My favorite part is when Harlan showed his true colors as a 110% unrepentant, high school teacher style gardening nerd: he displayed slides of his “leaning stick”, a device he made out of a one-legged spring-tipped field stool and a Nordic Track hip pad, which he then rigged with a harness and strapped to his chest so he can lean way over in the garden and use both hands. He showed us a picture with this remarkable device attached, in which he looked EXACTLY like a confident Victorian gentleman inventor with his balsa flying machine: straps surrounding his shoulders, spring-tipped steel post protruding out in front. This guy is a sandal-wearing gardening cyborg, man.
In case it isn’t clear by this point, I’m enjoying the hell out of this class, not least because you get to go BACKSTAGE at Longwood, though so far I still haven’t seen one person doing any actual work. In all seriousness, it’s like the Wonka factory. All the work must get done between four and six AM, or something. And the classroom is an excellent throwback to middle school, with desk chairs that squeak when you deploy the folding arm, and an actual by-god transparency projector, which is such a nice change from Powerpoint decks delivered over a Proxima I can’t even tell you. Yes, Harlan! Cover up the lower half of the transparency with a sheet of paper so I don’t get distracted by the stuff you’re not talking about yet! Yes, by god, you annotate that xerox diagram with a sharpie!

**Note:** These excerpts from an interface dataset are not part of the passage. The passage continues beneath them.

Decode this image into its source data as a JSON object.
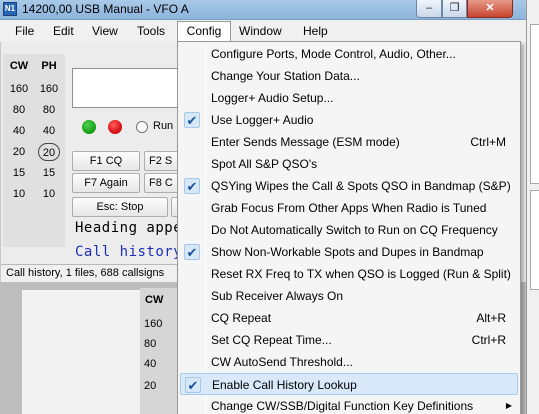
{
  "window": {
    "title": "14200,00 USB Manual - VFO A",
    "icon_text": "N1",
    "min": "–",
    "max": "❐",
    "close": "✕"
  },
  "menubar": {
    "file": "File",
    "edit": "Edit",
    "view": "View",
    "tools": "Tools",
    "config": "Config",
    "window": "Window",
    "help": "Help"
  },
  "bands": {
    "cw_head": "CW",
    "ph_head": "PH",
    "rows": [
      {
        "cw": "160",
        "ph": "160"
      },
      {
        "cw": "80",
        "ph": "80"
      },
      {
        "cw": "40",
        "ph": "40"
      },
      {
        "cw": "20",
        "ph": "20"
      },
      {
        "cw": "15",
        "ph": "15"
      },
      {
        "cw": "10",
        "ph": "10"
      }
    ]
  },
  "entry": {
    "run_label": "Run"
  },
  "fkeys": {
    "f1": "F1 CQ",
    "f2": "F2 S",
    "f7": "F7 Again",
    "f8": "F8 C",
    "esc": "Esc: Stop"
  },
  "info": {
    "heading": "Heading appe",
    "callhist": "Call history"
  },
  "status": {
    "text": "Call history, 1 files, 688 callsigns"
  },
  "lower": {
    "cw": "CW",
    "bands": [
      "160",
      "80",
      "40",
      "20"
    ]
  },
  "config_menu": {
    "items": [
      {
        "label": "Configure Ports, Mode Control, Audio, Other...",
        "checked": false,
        "shortcut": ""
      },
      {
        "label": "Change Your Station Data...",
        "checked": false,
        "shortcut": ""
      },
      {
        "label": "Logger+ Audio Setup...",
        "checked": false,
        "shortcut": ""
      },
      {
        "label": "Use Logger+ Audio",
        "checked": true,
        "shortcut": ""
      },
      {
        "label": "Enter Sends Message (ESM mode)",
        "checked": false,
        "shortcut": "Ctrl+M"
      },
      {
        "label": "Spot All S&P QSO's",
        "checked": false,
        "shortcut": ""
      },
      {
        "label": "QSYing Wipes the Call & Spots QSO in Bandmap (S&P)",
        "checked": true,
        "shortcut": ""
      },
      {
        "label": "Grab Focus From Other Apps When Radio is Tuned",
        "checked": false,
        "shortcut": ""
      },
      {
        "label": "Do Not Automatically Switch to Run on CQ Frequency",
        "checked": false,
        "shortcut": ""
      },
      {
        "label": "Show Non-Workable Spots and Dupes in Bandmap",
        "checked": true,
        "shortcut": ""
      },
      {
        "label": "Reset RX Freq to TX when QSO is Logged (Run & Split)",
        "checked": false,
        "shortcut": ""
      },
      {
        "label": "Sub Receiver Always On",
        "checked": false,
        "shortcut": ""
      },
      {
        "label": "CQ Repeat",
        "checked": false,
        "shortcut": "Alt+R"
      },
      {
        "label": "Set CQ Repeat Time...",
        "checked": false,
        "shortcut": "Ctrl+R"
      },
      {
        "label": "CW AutoSend Threshold...",
        "checked": false,
        "shortcut": ""
      },
      {
        "label": "Enable Call History Lookup",
        "checked": true,
        "shortcut": "",
        "highlighted": true
      },
      {
        "label": "Change CW/SSB/Digital Function Key Definitions",
        "checked": false,
        "shortcut": "",
        "submenu": true
      }
    ],
    "check_glyph": "✔",
    "submenu_glyph": "▶"
  }
}
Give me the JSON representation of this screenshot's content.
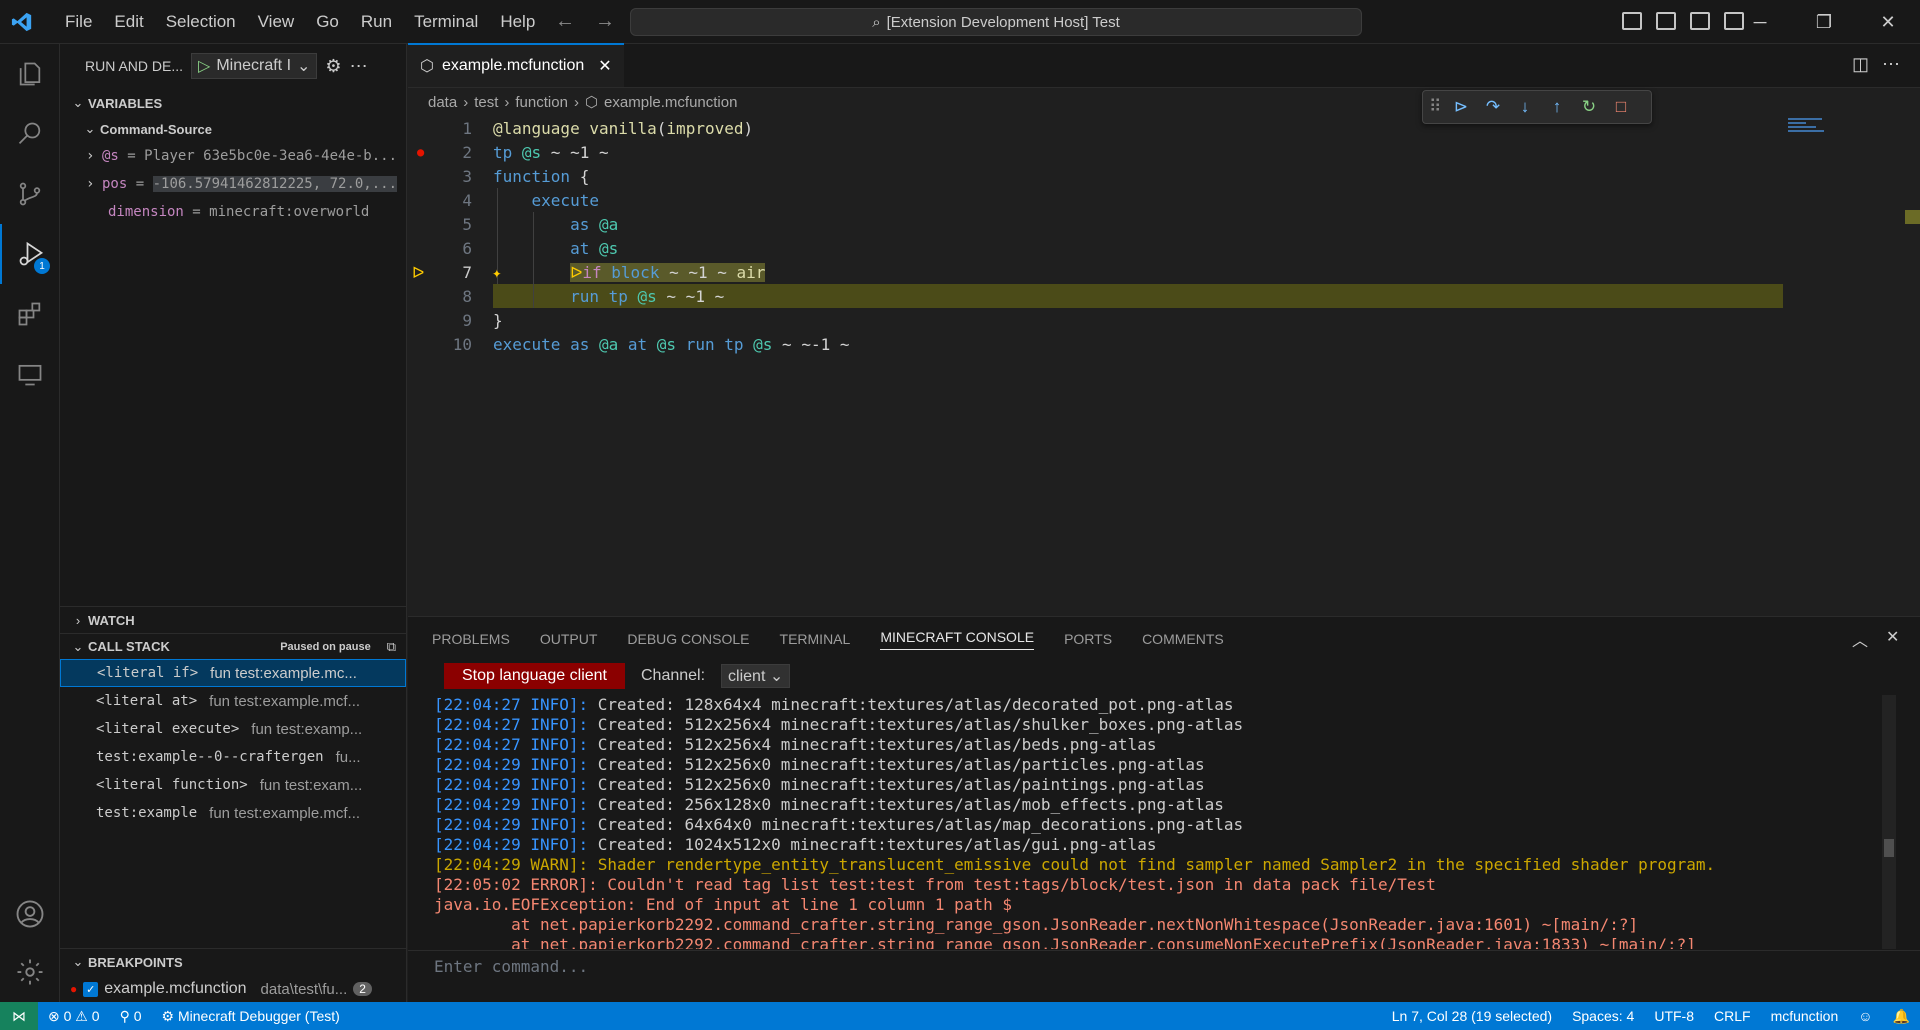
{
  "menu": [
    "File",
    "Edit",
    "Selection",
    "View",
    "Go",
    "Run",
    "Terminal",
    "Help"
  ],
  "command_center": "[Extension Development Host] Test",
  "sidebar": {
    "title": "RUN AND DE...",
    "config": "Minecraft I",
    "variables_header": "VARIABLES",
    "scope": "Command-Source",
    "vars": [
      {
        "name": "@s",
        "value": "Player 63e5bc0e-3ea6-4e4e-b..."
      },
      {
        "name": "pos",
        "value": "-106.57941462812225, 72.0,..."
      },
      {
        "name": "dimension",
        "value": "minecraft:overworld"
      }
    ],
    "watch_header": "WATCH",
    "callstack_header": "CALL STACK",
    "paused": "Paused on pause",
    "frames": [
      {
        "fn": "<literal if>",
        "src": "fun test:example.mc..."
      },
      {
        "fn": "<literal at>",
        "src": "fun test:example.mcf..."
      },
      {
        "fn": "<literal execute>",
        "src": "fun test:examp..."
      },
      {
        "fn": "test:example--0--craftergen",
        "src": "fu..."
      },
      {
        "fn": "<literal function>",
        "src": "fun test:exam..."
      },
      {
        "fn": "test:example",
        "src": "fun test:example.mcf..."
      }
    ],
    "breakpoints_header": "BREAKPOINTS",
    "breakpoint_file": "example.mcfunction",
    "breakpoint_path": "data\\test\\fu...",
    "breakpoint_count": "2"
  },
  "editor": {
    "tab": "example.mcfunction",
    "breadcrumbs": [
      "data",
      "test",
      "function",
      "example.mcfunction"
    ],
    "line_numbers": [
      "1",
      "2",
      "3",
      "4",
      "5",
      "6",
      "7",
      "8",
      "9",
      "10"
    ]
  },
  "panel": {
    "tabs": [
      "PROBLEMS",
      "OUTPUT",
      "DEBUG CONSOLE",
      "TERMINAL",
      "MINECRAFT CONSOLE",
      "PORTS",
      "COMMENTS"
    ],
    "stop_button": "Stop language client",
    "channel_label": "Channel:",
    "channel_value": "client",
    "input_placeholder": "Enter command...",
    "log": [
      {
        "t": "[22:04:27 INFO]:",
        "m": " Created: 128x64x4 minecraft:textures/atlas/decorated_pot.png-atlas",
        "k": "info"
      },
      {
        "t": "[22:04:27 INFO]:",
        "m": " Created: 512x256x4 minecraft:textures/atlas/shulker_boxes.png-atlas",
        "k": "info"
      },
      {
        "t": "[22:04:27 INFO]:",
        "m": " Created: 512x256x4 minecraft:textures/atlas/beds.png-atlas",
        "k": "info"
      },
      {
        "t": "[22:04:29 INFO]:",
        "m": " Created: 512x256x0 minecraft:textures/atlas/particles.png-atlas",
        "k": "info"
      },
      {
        "t": "[22:04:29 INFO]:",
        "m": " Created: 512x256x0 minecraft:textures/atlas/paintings.png-atlas",
        "k": "info"
      },
      {
        "t": "[22:04:29 INFO]:",
        "m": " Created: 256x128x0 minecraft:textures/atlas/mob_effects.png-atlas",
        "k": "info"
      },
      {
        "t": "[22:04:29 INFO]:",
        "m": " Created: 64x64x0 minecraft:textures/atlas/map_decorations.png-atlas",
        "k": "info"
      },
      {
        "t": "[22:04:29 INFO]:",
        "m": " Created: 1024x512x0 minecraft:textures/atlas/gui.png-atlas",
        "k": "info"
      },
      {
        "t": "[22:04:29 WARN]:",
        "m": " Shader rendertype_entity_translucent_emissive could not find sampler named Sampler2 in the specified shader program.",
        "k": "warn"
      },
      {
        "t": "[22:05:02 ERROR]:",
        "m": " Couldn't read tag list test:test from test:tags/block/test.json in data pack file/Test",
        "k": "err"
      },
      {
        "t": "",
        "m": "java.io.EOFException: End of input at line 1 column 1 path $",
        "k": "err"
      },
      {
        "t": "",
        "m": "        at net.papierkorb2292.command_crafter.string_range_gson.JsonReader.nextNonWhitespace(JsonReader.java:1601) ~[main/:?]",
        "k": "err"
      },
      {
        "t": "",
        "m": "        at net.papierkorb2292.command_crafter.string_range_gson.JsonReader.consumeNonExecutePrefix(JsonReader.java:1833) ~[main/:?]",
        "k": "err"
      }
    ]
  },
  "status": {
    "errors": "0",
    "warnings": "0",
    "ports": "0",
    "debug": "Minecraft Debugger (Test)",
    "position": "Ln 7, Col 28 (19 selected)",
    "spaces": "Spaces: 4",
    "encoding": "UTF-8",
    "eol": "CRLF",
    "language": "mcfunction"
  },
  "colors": {
    "accent": "#0078d4",
    "statusbar": "#0078d4",
    "current_line": "#4b4b18"
  }
}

Hell, YEAH!
So both Kate and I are having a great time, though our to-do list gets longer by the day. I now have to go sharpen a shovel, and we need to order some planter’s paper, with which we’ll cover the sod in the area we’re going to plant in the spring. And we need to buy a min/max thermometer, and… and… phew! Lydia is having a great time planting bulbs, though, and she l-o-o-o-o-oves weeding.
So: so far, gardening hobby? Four stars. And we’d better learn fast, because after fifteen years of work, Harlan has reached 17% organic material in his beds, and a perfect balance of both primary and secondary nutrients. Next year, he’s going to try a system involving pats of hay, seeding the plants, and then basically walking away and letting nature take its course which you can do when the beds are perfectly tuned. At that point, I’m pretty sure he’s going to turn into a being of Pure Energy and become unavailable to teach classes, only appearing with a silvery nimbus to gardeners, his leaning stool sticking out from his glowing chest:
“Plastic lumber!” he will say in a chiming, ethereal voice. “It will outlast all of us!”
PS: I just went back and re-read the course description, which says that Harlan (“Jim”) will show you “…how to integrate gardening tasks into your busy life by spreading them over an entire year.” Ha ha ha ha ha! This is, of course, true for some definitions of “integrate.”